EXERCISE = Some lines in the entries contain the word "glyph". Copy all of them.

(Stored entries)
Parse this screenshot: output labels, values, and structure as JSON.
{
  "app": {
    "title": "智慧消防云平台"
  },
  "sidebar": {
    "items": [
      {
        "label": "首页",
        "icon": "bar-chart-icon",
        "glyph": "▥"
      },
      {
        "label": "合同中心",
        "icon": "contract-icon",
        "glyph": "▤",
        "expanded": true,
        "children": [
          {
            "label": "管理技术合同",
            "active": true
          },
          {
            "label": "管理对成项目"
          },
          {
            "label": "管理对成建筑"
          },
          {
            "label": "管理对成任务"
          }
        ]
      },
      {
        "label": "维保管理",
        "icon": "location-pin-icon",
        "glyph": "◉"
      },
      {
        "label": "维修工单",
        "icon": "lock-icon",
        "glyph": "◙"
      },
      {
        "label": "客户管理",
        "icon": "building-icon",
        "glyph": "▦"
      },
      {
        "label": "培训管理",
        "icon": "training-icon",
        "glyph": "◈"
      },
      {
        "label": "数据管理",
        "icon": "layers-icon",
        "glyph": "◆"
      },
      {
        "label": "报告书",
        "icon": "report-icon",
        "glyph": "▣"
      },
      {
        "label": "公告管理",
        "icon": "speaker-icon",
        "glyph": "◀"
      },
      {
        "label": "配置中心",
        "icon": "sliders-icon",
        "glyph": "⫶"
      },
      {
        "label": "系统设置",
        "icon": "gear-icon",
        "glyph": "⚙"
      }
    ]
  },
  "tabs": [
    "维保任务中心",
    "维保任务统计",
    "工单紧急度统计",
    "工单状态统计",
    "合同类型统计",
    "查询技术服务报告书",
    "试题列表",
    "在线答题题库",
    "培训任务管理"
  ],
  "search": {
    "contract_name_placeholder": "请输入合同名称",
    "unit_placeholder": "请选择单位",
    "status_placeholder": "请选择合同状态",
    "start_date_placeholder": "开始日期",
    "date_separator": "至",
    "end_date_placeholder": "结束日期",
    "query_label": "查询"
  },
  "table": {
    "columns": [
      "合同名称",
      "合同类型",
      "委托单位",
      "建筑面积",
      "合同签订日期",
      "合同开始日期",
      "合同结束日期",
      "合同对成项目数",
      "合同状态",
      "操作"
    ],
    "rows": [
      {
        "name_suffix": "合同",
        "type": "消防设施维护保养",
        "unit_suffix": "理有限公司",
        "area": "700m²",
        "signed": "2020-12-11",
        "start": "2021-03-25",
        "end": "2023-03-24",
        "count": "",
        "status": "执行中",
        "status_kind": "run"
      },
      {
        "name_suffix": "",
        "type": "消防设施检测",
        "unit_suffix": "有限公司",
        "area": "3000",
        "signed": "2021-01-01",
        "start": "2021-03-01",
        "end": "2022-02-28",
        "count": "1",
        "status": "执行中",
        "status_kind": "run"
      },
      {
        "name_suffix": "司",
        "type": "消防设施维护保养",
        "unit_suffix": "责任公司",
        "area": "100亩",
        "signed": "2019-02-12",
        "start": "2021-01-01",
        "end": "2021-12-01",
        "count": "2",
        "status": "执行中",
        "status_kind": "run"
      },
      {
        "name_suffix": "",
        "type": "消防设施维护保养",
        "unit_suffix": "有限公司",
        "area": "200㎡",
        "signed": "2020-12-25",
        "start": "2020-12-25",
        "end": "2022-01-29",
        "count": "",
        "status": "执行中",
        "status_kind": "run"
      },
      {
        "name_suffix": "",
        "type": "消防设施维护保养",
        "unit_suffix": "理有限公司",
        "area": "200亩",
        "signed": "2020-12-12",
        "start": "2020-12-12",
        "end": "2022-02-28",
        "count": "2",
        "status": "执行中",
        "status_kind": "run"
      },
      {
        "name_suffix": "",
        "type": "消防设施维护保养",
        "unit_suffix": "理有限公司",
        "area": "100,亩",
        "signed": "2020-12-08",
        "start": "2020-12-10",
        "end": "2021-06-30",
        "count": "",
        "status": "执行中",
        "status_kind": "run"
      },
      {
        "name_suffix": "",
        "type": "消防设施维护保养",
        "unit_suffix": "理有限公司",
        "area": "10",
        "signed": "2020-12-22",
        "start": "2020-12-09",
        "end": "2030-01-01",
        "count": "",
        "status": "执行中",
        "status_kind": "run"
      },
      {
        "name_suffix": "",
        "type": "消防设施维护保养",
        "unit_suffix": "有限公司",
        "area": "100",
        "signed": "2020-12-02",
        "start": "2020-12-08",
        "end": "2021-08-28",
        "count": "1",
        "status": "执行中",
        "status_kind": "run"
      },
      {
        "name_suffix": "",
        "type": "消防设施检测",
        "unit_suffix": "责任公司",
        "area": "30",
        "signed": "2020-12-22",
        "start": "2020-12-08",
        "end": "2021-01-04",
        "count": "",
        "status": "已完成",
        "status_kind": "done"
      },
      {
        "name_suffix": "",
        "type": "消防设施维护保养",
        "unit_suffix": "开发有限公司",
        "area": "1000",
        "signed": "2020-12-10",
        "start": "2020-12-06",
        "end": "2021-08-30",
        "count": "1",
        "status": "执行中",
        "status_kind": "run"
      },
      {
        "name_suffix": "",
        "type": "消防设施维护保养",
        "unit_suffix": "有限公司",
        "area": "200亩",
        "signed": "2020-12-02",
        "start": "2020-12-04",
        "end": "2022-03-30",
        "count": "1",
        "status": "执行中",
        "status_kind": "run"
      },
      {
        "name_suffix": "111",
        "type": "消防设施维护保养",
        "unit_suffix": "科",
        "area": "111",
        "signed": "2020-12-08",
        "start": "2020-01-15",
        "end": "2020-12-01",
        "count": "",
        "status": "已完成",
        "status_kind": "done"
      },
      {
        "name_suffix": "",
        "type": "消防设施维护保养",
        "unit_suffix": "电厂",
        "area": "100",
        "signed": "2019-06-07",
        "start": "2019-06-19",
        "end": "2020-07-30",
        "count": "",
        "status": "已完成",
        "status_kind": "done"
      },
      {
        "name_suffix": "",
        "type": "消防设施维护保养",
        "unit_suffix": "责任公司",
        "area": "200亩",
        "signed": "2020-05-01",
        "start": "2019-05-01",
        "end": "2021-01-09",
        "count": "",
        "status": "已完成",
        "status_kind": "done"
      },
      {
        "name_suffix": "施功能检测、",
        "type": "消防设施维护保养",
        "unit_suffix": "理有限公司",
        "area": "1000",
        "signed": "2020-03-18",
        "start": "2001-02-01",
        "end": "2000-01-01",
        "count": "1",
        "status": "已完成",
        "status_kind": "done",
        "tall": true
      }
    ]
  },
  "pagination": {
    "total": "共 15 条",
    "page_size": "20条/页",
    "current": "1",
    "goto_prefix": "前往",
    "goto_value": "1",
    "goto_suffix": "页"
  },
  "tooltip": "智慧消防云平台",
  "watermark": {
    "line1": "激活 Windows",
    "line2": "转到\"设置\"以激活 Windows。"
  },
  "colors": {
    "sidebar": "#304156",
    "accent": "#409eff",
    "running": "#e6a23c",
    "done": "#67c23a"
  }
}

EXPECTED ANSWER =
        "glyph": "▥"
        "glyph": "▤",
        "glyph": "◉"
        "glyph": "◙"
        "glyph": "▦"
        "glyph": "◈"
        "glyph": "◆"
        "glyph": "▣"
        "glyph": "◀"
        "glyph": "⫶"
        "glyph": "⚙"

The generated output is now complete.